The Evolution of a Carnegie Library (HARDCOVER)
This story of one Canadian town’s library reveals universal patterns in love for reading and battles for books as librarians, politicians, architects, educators, philanthropists and avid book readers mix it up for more than a century.
A History of Recreation & Sport in Ontario’s Cottage Country, 1860-1945
This book surveys how Muskoka residents and visitors enjoyed the District’s recreational opportunities by focusing “on how people in the past used recreation and sport to enhance their lives.”
In earliest days of Muskoka colonization, the District’s most central place was also its most spectacularly beautiful. Two colonization roads intersected here, just where Muskoka’s most dramatic waterfall plunged a hundred feet down a rock faced chasm.
The people, places, and events of Muskoka District moved poet Sylvia DuVernet to lyrical expression. The songs she fashioned as poetry came from Muskoka itself, and are preserved for posterity in this treasured volume of her work.
150 Years of Courage and Adventure Along the Muskoka Colonization Road
Muskoka's Main Street describes the road's 150-year history through the eyes of people who designed, built, and travelled it, and who settled along its winding course to carve communities from raw bush.
Timiskaming, Nipissing & Abitibi
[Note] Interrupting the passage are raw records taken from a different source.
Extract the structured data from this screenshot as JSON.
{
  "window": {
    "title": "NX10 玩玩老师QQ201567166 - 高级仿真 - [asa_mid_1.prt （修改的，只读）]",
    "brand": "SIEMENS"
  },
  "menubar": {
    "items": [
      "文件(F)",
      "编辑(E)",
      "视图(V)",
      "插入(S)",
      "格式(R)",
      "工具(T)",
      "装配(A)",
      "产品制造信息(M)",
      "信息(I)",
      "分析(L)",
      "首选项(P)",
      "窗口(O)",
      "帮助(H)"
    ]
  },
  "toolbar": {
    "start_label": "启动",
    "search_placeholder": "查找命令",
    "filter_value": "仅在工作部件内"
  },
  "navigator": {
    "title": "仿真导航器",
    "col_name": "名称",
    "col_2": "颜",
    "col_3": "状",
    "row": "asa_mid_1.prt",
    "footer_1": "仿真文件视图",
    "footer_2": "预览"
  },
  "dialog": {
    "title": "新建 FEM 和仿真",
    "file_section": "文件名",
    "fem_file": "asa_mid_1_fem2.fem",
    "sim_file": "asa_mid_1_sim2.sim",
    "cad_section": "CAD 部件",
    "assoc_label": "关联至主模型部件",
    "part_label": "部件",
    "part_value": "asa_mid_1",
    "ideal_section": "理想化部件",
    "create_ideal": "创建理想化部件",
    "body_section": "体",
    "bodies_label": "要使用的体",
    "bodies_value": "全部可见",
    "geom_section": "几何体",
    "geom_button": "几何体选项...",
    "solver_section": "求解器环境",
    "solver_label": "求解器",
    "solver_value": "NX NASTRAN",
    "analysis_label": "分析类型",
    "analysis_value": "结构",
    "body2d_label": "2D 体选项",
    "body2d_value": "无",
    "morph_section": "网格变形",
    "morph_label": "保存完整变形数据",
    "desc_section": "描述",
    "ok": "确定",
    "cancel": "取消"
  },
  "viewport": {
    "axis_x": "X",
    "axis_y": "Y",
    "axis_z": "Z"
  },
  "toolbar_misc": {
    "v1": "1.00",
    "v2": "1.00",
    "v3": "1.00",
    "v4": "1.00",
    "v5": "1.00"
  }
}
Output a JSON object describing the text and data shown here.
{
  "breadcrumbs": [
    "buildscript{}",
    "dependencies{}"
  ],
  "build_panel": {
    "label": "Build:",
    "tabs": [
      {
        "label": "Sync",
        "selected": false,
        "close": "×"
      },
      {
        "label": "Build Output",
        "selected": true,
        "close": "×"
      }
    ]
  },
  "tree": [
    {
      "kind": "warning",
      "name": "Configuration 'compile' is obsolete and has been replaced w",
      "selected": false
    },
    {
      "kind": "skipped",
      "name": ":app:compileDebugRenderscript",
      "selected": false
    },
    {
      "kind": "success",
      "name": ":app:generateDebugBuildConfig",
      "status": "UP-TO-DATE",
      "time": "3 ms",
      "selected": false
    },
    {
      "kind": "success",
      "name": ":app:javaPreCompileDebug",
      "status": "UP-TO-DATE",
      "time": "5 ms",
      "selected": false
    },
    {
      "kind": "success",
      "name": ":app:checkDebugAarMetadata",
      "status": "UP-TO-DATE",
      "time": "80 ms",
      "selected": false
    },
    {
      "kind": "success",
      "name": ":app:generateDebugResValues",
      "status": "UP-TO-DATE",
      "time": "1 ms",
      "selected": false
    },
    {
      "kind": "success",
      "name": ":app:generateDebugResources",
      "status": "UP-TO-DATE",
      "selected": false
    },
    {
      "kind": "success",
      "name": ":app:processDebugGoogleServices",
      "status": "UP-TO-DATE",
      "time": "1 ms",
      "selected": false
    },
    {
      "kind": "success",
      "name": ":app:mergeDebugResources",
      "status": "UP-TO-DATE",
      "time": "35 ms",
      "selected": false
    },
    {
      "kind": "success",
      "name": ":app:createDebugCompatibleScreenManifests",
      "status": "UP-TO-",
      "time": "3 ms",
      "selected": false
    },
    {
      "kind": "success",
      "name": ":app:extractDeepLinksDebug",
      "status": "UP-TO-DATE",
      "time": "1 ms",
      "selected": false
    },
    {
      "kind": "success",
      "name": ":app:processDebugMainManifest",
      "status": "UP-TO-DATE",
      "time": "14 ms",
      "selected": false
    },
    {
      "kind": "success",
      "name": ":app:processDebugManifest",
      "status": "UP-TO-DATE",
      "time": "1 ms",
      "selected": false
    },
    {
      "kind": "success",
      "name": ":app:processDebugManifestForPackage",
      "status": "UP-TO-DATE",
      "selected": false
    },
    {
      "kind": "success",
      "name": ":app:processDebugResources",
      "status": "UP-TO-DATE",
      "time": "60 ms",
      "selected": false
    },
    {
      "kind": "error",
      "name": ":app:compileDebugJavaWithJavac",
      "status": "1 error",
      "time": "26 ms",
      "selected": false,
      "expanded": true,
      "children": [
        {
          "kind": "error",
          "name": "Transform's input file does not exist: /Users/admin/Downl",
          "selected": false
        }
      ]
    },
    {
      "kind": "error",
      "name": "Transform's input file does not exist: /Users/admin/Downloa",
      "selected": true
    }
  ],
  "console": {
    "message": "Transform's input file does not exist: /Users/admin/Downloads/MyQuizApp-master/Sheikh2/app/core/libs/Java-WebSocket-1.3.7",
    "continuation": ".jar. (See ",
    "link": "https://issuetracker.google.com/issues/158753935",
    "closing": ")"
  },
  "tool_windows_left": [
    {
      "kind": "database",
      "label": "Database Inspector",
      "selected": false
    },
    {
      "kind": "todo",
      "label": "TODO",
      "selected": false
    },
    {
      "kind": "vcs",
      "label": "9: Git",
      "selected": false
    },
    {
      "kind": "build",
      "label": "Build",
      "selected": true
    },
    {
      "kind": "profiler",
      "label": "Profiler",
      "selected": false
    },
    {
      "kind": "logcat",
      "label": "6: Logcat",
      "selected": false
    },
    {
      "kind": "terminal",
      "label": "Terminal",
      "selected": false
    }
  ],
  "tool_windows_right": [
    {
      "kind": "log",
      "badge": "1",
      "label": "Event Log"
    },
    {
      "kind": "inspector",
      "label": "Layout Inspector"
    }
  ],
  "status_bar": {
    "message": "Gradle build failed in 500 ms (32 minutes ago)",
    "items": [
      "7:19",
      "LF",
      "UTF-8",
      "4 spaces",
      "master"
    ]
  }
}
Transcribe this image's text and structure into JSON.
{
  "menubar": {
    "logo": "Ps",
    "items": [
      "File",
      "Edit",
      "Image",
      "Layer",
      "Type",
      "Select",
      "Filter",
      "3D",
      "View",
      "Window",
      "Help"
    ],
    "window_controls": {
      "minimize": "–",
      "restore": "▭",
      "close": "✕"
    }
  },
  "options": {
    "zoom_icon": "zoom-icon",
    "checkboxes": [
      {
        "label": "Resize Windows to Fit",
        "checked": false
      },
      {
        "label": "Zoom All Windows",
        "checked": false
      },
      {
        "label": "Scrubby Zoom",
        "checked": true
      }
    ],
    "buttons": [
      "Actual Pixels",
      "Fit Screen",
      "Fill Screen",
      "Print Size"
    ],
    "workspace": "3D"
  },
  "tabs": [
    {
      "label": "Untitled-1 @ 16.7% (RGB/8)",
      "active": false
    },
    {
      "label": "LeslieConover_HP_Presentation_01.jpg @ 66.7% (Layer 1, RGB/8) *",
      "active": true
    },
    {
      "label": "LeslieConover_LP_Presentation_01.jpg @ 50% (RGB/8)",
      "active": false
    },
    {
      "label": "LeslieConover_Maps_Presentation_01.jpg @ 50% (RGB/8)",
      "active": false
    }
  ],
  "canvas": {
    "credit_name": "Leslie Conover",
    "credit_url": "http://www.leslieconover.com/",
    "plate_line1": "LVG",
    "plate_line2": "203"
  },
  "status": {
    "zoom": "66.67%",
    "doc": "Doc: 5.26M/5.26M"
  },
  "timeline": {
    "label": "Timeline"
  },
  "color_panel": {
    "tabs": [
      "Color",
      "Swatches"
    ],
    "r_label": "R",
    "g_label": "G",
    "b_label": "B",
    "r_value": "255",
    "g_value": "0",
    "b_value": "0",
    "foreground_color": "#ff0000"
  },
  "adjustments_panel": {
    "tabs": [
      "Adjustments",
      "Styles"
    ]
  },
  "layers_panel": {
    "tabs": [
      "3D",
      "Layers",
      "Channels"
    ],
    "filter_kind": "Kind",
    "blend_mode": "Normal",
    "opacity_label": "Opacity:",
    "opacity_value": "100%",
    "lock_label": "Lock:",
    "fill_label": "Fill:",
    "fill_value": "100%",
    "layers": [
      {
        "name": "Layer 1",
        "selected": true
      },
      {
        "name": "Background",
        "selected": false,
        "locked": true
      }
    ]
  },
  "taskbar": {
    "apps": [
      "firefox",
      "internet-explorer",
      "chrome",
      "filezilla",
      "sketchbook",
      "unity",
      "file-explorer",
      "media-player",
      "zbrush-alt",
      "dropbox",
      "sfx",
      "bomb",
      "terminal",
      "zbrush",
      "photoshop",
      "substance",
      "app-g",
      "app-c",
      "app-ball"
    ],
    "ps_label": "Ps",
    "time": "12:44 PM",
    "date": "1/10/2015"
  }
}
Steamboats once travelled all of Ontario's navigable waterways - the Great Lakes, the Ottawa River, the Rideau, the Kawarthas, the Muskoka Lakes - but nowhere did they find a greater variety of employment than in the North.